If interested in damage survey work as a scientific or community service, and to learn, one may volunteer with local emergency management officials and the nearest NWS Warning Coordination Meteorologist (WCM) to assist on an as-needed basis. It helps to learn about the F scale, how it is applied and how it can fail or be misused (Doswell and Burgess 1988), and to gain experience alongside seasoned damage analysis experts. The NWS doesn't have budget money to send surveyors out on most events -- not even most tornadoes; and they may find contributed damage information very helpful in rating a storm. Again, the WCM can direct one to resources on damage rating and analysis, which should be in the library collections of every NWS office.
Want to learn more? There are some good online resources as well, including a short damage survey volunteer guide by Sam Barricklow. For a thorough overview of lessons learned from damage assessment, see Marshall 1993. Doswell and Brooks 2001 have recently posted a formal article on tornado preparedness from the perspective of shelters and protection, using 3 May 1999 as a basis. In February 1998, Greg Harmon (NWS FSD) and I gave a seminar and exercise at a Lubbock severe storms conference, using the Spencer SD (30 May 98) tornado event to learn about rating specific kinds of damage. Meteorologist and engineer Tim Marshall has an online case study of atypical tornado damage patterns which provides valuable insight into some of the important subtleties involved. For learning about damage of a larger spatial scope, check out his Hurricane Andrew damage survey results as well. Texas Tech University's wind engineering center has a listing of their damage surveys online. Erik Rasmussen and Casey Crosbie wrote an informal article on tornado damage assessment in V.O.R.T.EX.. On a more personal level, WCM Ernest Goestch of the Lincoln IL NWS office has posted a well-written essay on the meaning of surveying storm damage.
In conclusion, there is a valuable place for analytic but compassionate damage assessment in the fields of meteorology, emergency management, risk reduction, and engineering. For many mambers of the for-profit media, the place to be is back in a freshman journalistic ethics class. There is also a place for common gawkers -- on the couch at home, enraptured as usual by the latest rerun of Jerry Springer.
"Get the widow on the set. We love dirty laundry. Kick 'em when they're up, kick 'em when they're down."
-- Don Henley
Doswell, C.A. III, and H.E. Brooks, 2001: Lessons learned from the damage produced by the tornadoes of 3 May 1999. Wea. Forecasting, in review.
_____, and D.W. Burgess, 1988: On some issues of United States tornado climatology. Mon. Wea. Rev., 116, 495-501.

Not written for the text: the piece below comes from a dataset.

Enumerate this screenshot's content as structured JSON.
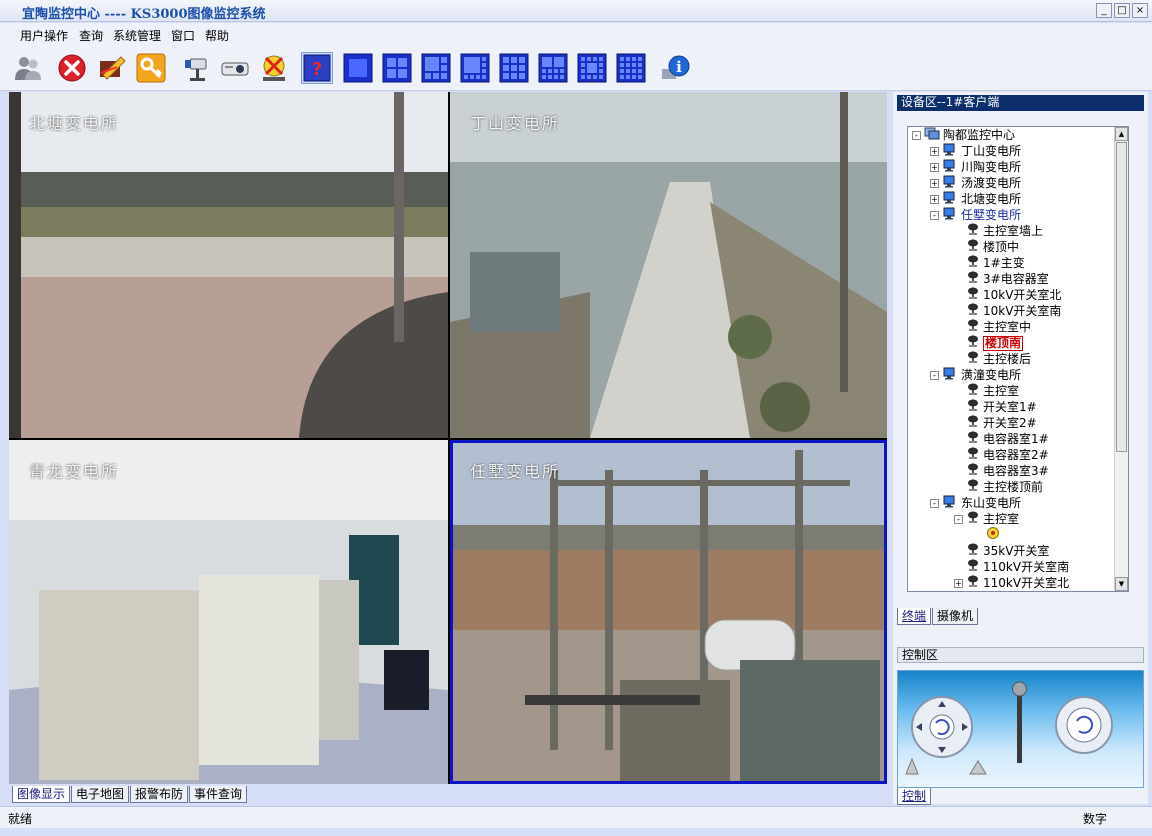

Marshall, T.P., 1993: Lessons learned from analyzing tornado damage. The Tornado: Its Structure, Dynamics, Prediction and Hazards, Geophys. Monogr. 79, C. Church, Ed., Amer. Geophys. Union, 495-499.
Back to Roger's Rants Online Editorials
Roger's SkyPix Photo Gallery
Roger Edwards Home Page